Exercise: Down to the last line below, repeat the entries word for word and drop the pictures.

-- Opening Marker --

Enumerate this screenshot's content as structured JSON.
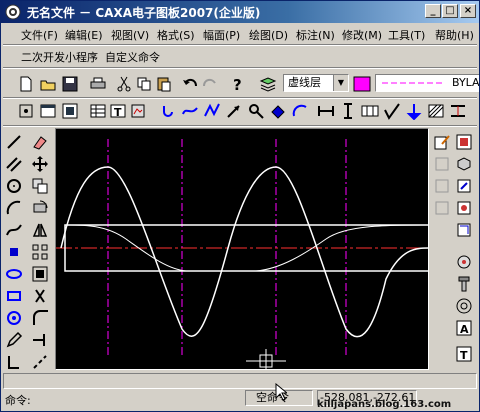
{
  "window": {
    "title": "无名文件 － CAXA电子图板2007(企业版)",
    "buttons": [
      "_",
      "□",
      "×"
    ]
  },
  "menu": [
    {
      "label": "文件(F)"
    },
    {
      "label": "编辑(E)"
    },
    {
      "label": "视图(V)"
    },
    {
      "label": "格式(S)"
    },
    {
      "label": "幅面(P)"
    },
    {
      "label": "绘图(D)"
    },
    {
      "label": "标注(N)"
    },
    {
      "label": "修改(M)"
    },
    {
      "label": "工具(T)"
    },
    {
      "label": "帮助(H)"
    }
  ],
  "menu2": [
    {
      "label": "二次开发小程序"
    },
    {
      "label": "自定义命令"
    }
  ],
  "layer_combo": {
    "value": "虚线层"
  },
  "color_swatch": "#ff00ff",
  "linetype_combo": {
    "value": "BYLAY"
  },
  "status": {
    "command_label": "命令:",
    "command_state": "空命令",
    "coordinates": "-528.081,-272.611"
  },
  "watermark": "killjapans.blog.163.com",
  "colors": {
    "canvas_bg": "#000000",
    "curve": "#ffffff",
    "centerline_red": "#ff3030",
    "centerline_magenta": "#ff00ff"
  }
}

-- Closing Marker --

Answer for this exercise:
Enumerate this screenshot's content as structured JSON.
{
  "window": {
    "title": "无名文件 － CAXA电子图板2007(企业版)",
    "buttons": [
      "_",
      "□",
      "×"
    ]
  },
  "menu": [
    {
      "label": "文件(F)"
    },
    {
      "label": "编辑(E)"
    },
    {
      "label": "视图(V)"
    },
    {
      "label": "格式(S)"
    },
    {
      "label": "幅面(P)"
    },
    {
      "label": "绘图(D)"
    },
    {
      "label": "标注(N)"
    },
    {
      "label": "修改(M)"
    },
    {
      "label": "工具(T)"
    },
    {
      "label": "帮助(H)"
    }
  ],
  "menu2": [
    {
      "label": "二次开发小程序"
    },
    {
      "label": "自定义命令"
    }
  ],
  "layer_combo": {
    "value": "虚线层"
  },
  "color_swatch": "#ff00ff",
  "linetype_combo": {
    "value": "BYLAY"
  },
  "status": {
    "command_label": "命令:",
    "command_state": "空命令",
    "coordinates": "-528.081,-272.611"
  },
  "watermark": "killjapans.blog.163.com",
  "colors": {
    "canvas_bg": "#000000",
    "curve": "#ffffff",
    "centerline_red": "#ff3030",
    "centerline_magenta": "#ff00ff"
  }
}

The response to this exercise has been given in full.